Among the records, which lines include "Design"? List them.

------ Supplied material

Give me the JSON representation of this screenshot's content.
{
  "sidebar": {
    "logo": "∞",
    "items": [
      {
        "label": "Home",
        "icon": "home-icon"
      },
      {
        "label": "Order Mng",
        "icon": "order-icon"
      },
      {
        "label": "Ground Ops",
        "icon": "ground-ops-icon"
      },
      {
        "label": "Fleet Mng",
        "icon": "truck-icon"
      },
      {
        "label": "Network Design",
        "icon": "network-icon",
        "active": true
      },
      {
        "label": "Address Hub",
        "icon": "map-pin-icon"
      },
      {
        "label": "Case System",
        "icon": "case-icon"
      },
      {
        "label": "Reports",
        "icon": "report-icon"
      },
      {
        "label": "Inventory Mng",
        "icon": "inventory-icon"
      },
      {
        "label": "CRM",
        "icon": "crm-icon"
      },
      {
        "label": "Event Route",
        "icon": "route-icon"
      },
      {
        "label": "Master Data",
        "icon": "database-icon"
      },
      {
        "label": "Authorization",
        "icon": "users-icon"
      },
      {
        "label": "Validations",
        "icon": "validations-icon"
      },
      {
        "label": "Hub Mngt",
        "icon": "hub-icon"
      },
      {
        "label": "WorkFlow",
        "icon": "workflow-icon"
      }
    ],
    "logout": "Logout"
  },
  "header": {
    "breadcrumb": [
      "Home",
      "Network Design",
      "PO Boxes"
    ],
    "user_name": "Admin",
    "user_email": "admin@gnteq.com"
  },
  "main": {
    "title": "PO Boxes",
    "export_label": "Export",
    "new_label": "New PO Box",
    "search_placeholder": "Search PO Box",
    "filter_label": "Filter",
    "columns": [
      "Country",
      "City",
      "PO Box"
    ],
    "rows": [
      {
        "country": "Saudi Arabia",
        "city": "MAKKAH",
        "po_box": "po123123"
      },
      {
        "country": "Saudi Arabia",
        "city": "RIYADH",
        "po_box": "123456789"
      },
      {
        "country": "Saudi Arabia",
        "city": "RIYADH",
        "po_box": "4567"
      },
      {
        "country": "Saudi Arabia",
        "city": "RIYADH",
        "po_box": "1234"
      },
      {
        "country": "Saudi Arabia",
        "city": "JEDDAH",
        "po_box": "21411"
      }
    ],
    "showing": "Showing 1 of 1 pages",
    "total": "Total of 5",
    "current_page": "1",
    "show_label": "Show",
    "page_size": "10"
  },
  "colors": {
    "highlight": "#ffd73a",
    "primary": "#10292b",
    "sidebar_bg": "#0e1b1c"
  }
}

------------

Answer for the task
        "label": "Network Design",
      "Network Design",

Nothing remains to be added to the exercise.